**TASK TO COMPLETE**:
Give every entry again, word for word and in full.

**Component data from apps and pages**:
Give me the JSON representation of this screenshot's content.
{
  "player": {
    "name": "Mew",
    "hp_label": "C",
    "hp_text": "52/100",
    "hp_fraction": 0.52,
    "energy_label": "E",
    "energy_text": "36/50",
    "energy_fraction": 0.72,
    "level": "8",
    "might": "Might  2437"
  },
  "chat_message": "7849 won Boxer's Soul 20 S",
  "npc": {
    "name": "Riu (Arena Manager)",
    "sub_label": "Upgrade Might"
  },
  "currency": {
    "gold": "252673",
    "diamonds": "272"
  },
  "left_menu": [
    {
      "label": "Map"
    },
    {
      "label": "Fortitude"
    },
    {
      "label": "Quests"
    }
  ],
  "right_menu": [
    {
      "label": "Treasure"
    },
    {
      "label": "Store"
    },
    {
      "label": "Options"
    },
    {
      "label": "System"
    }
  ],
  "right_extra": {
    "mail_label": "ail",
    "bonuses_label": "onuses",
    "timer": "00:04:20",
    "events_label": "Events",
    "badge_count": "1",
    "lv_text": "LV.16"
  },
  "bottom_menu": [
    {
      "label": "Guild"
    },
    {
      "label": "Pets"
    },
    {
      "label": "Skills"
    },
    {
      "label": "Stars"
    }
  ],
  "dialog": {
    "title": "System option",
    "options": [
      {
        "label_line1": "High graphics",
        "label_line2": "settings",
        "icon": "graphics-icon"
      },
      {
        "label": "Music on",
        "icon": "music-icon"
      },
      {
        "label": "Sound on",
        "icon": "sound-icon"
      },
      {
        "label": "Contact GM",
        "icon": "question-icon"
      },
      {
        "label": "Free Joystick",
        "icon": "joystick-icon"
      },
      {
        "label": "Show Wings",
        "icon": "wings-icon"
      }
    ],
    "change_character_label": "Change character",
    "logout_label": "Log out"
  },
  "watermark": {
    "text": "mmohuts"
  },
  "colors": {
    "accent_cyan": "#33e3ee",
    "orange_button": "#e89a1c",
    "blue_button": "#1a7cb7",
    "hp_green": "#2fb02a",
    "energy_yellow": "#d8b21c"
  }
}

**SOLUTION**:
Give me the JSON representation of this screenshot's content.
{
  "player": {
    "name": "Mew",
    "hp_label": "C",
    "hp_text": "52/100",
    "hp_fraction": 0.52,
    "energy_label": "E",
    "energy_text": "36/50",
    "energy_fraction": 0.72,
    "level": "8",
    "might": "Might  2437"
  },
  "chat_message": "7849 won Boxer's Soul 20 S",
  "npc": {
    "name": "Riu (Arena Manager)",
    "sub_label": "Upgrade Might"
  },
  "currency": {
    "gold": "252673",
    "diamonds": "272"
  },
  "left_menu": [
    {
      "label": "Map"
    },
    {
      "label": "Fortitude"
    },
    {
      "label": "Quests"
    }
  ],
  "right_menu": [
    {
      "label": "Treasure"
    },
    {
      "label": "Store"
    },
    {
      "label": "Options"
    },
    {
      "label": "System"
    }
  ],
  "right_extra": {
    "mail_label": "ail",
    "bonuses_label": "onuses",
    "timer": "00:04:20",
    "events_label": "Events",
    "badge_count": "1",
    "lv_text": "LV.16"
  },
  "bottom_menu": [
    {
      "label": "Guild"
    },
    {
      "label": "Pets"
    },
    {
      "label": "Skills"
    },
    {
      "label": "Stars"
    }
  ],
  "dialog": {
    "title": "System option",
    "options": [
      {
        "label_line1": "High graphics",
        "label_line2": "settings",
        "icon": "graphics-icon"
      },
      {
        "label": "Music on",
        "icon": "music-icon"
      },
      {
        "label": "Sound on",
        "icon": "sound-icon"
      },
      {
        "label": "Contact GM",
        "icon": "question-icon"
      },
      {
        "label": "Free Joystick",
        "icon": "joystick-icon"
      },
      {
        "label": "Show Wings",
        "icon": "wings-icon"
      }
    ],
    "change_character_label": "Change character",
    "logout_label": "Log out"
  },
  "watermark": {
    "text": "mmohuts"
  },
  "colors": {
    "accent_cyan": "#33e3ee",
    "orange_button": "#e89a1c",
    "blue_button": "#1a7cb7",
    "hp_green": "#2fb02a",
    "energy_yellow": "#d8b21c"
  }
}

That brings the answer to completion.